When you join us for worship, you should expect a worship service that is both reverent (Hebrews 12:28-29) and joyous (Psalm 100:4). It will be led by our pastor and elders and focus on meeting God in and through his Word. The progression is the same every week (see below). We love having visitors and hope you will give us the opportunity meet you and get to know you.
The worship service is not a meeting of mere individuals with their God, but the church as a unified body (Romans 12:5). All we do from the Call to Worship to the Benediction is done corporately. We listen, we pray, we sing and we give gifts as a congregation. Through this we encourage one another, speaking to one another in songs and hymns and spiritual songs (Colossians 3:12-17), stirring one another up toward love and good deeds (Hebrews 10:25).
Shaped by Scripture
As God warned Israel through Moses, the temptation is always to look around for new ways to worship our God that he has not prescribed. God has always commanded that worship be conducted in accord with his commands—we are not to add or take away (Deuteronomy 12:31-32). Therefore all we do in worship is done in accord with God's commands in scripture.
The Lord's Supper
The Lord’s Supper is served each week. We invite to the Lord's Table all those who are baptized disciples of Jesus Christ, under the authority of Christ and His body, through communicant membership in a Bible-believing Protestant church. By eating the bread and drinking the wine with us as a visitor, you are acknowledging to our church that you are a sinner, without hope except in the sovereign mercy of God, and that you are trusting in Jesus Christ alone for your salvation. If you have any doubts about your participation, please speak to the pastor or one of the elders.
A Meeting with God
For Christians, worship is a the most important time of the week (Psalm 27:4)—when God calls his people to meet with him in a unique way (Hebrews 12:18-24). It is in worship that God reminds us of our need for him, his provision for us and his tender love and care for us as our heavenly Father. Because worship is a meeting between God and his people, it takes the form a dialogue or conversation.
The Call to Worship—God calls us into his presence to worship him (Jeremiah 30:21), which we do through song and prayer.
The Reading of the Law and Confession of Sin—God then reminds us of the great impediment to drawing near to him (our sin) through the reading the Law, which is meant to lead us to repentance (Romans 3:20). As we confess our sin and ask for grace, we are reminded of his promise to forgive our sins and cleanse from all unrighteousness (1 John 1:8-9). We respond to his pardon of sin with a hymn of thanksgiving.
The Congregational Prayer—Reminded of God's grace and forgiveness, we are able to bring our prayers and petitions to the God who assures us that he is able to help us in our time of need (Proverbs 15:8, 29; Hebrews 4:14-16).
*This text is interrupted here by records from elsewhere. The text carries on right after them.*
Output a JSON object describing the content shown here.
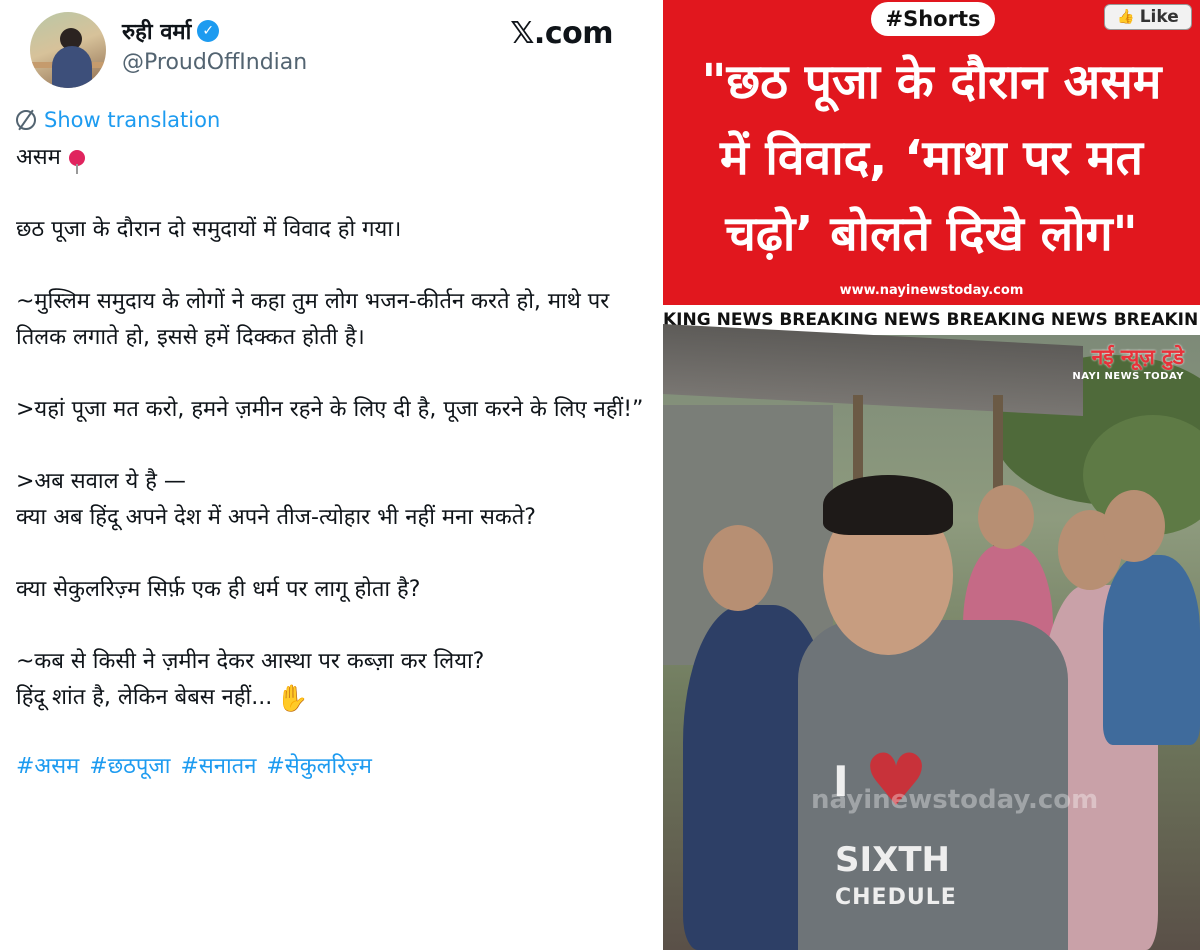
{
  "tweet": {
    "display_name": "रुही वर्मा",
    "verified_icon": "verified-badge-icon",
    "handle": "@ProudOffIndian",
    "platform_label": "𝕏.com",
    "show_translation": "Show translation",
    "paragraphs": [
      "असम",
      "छठ पूजा के दौरान दो समुदायों में विवाद हो गया।",
      "~मुस्लिम समुदाय के लोगों ने कहा तुम लोग भजन-कीर्तन करते हो, माथे पर तिलक लगाते हो, इससे हमें दिक्कत होती है।",
      ">यहां पूजा मत करो, हमने ज़मीन रहने के लिए दी है, पूजा करने के लिए नहीं!”",
      ">अब सवाल ये है —",
      "क्या अब हिंदू अपने देश में अपने तीज-त्योहार भी नहीं मना सकते?",
      "क्या सेकुलरिज़्म सिर्फ़ एक ही धर्म पर लागू होता है?",
      "~कब से किसी ने ज़मीन देकर आस्था पर कब्ज़ा कर लिया?",
      "हिंदू शांत है, लेकिन बेबस नहीं..."
    ],
    "hashtags": [
      "#असम",
      "#छठपूजा",
      "#सनातन",
      "#सेकुलरिज़्म"
    ]
  },
  "video": {
    "shorts_badge": "#Shorts",
    "like_label": "Like",
    "headline_lines": [
      "\"छठ पूजा के दौरान असम",
      "में विवाद, ‘माथा पर मत",
      "चढ़ो’ बोलते दिखे लोग\""
    ],
    "site_url": "www.nayinewstoday.com",
    "ticker": "KING NEWS   BREAKING NEWS   BREAKING NEWS   BREAKIN",
    "channel_logo_hindi": "नई न्यूज़ टुडे",
    "channel_logo_english": "NAYI NEWS TODAY",
    "shirt_letter": "I",
    "shirt_line1": "SIXTH",
    "shirt_line2": "CHEDULE",
    "watermark": "nayinewstoday.com"
  },
  "colors": {
    "accent": "#1d9bf0",
    "headline_bg": "#e1171e",
    "text": "#0f1419",
    "muted": "#536471"
  }
}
The Sermon—God's chief provision is Jesus Christ about whom we hear in the Bible. All scripture is about Jesus and so every sermon is focused on his person and his work as our Redeemer (1 Corinthians 2:2; Luke 24:25-26; 1 Peter 1:10-12; Romans 10:14-17).
The Lord's Supper—Just as the ancient kings sealed all their important communications with their sign to assure the reader of its authenticity and irrevocability (Esther 8:8), God seals his word with his sacraments (Romans 4:11). The Lord's Supper follows the sermon so that we might know that his word can be trusted and that he will not change his mind about what he requires for salvation. As a meal, it is an ongoing reminder to God's people that he is at peace with them (Matthew 9:9-13; Exodus 24:1-11).
The Offering—Having received God's provision, we are able to bring our gifts and offerings to God, not as to one in need, but back to the one who has first blessed us as a confession that all we have is his and is for his glory (Exodus 23:19; Leviticus 23:10-11; 2 Corinthians 9:6-15).
The Benediction—As God sends us back into the world, he does so with his blessing (Numbers 6:22-27), so that we might know that he goes with us and that if he is with us, who can be against us (Romans 8:31-39).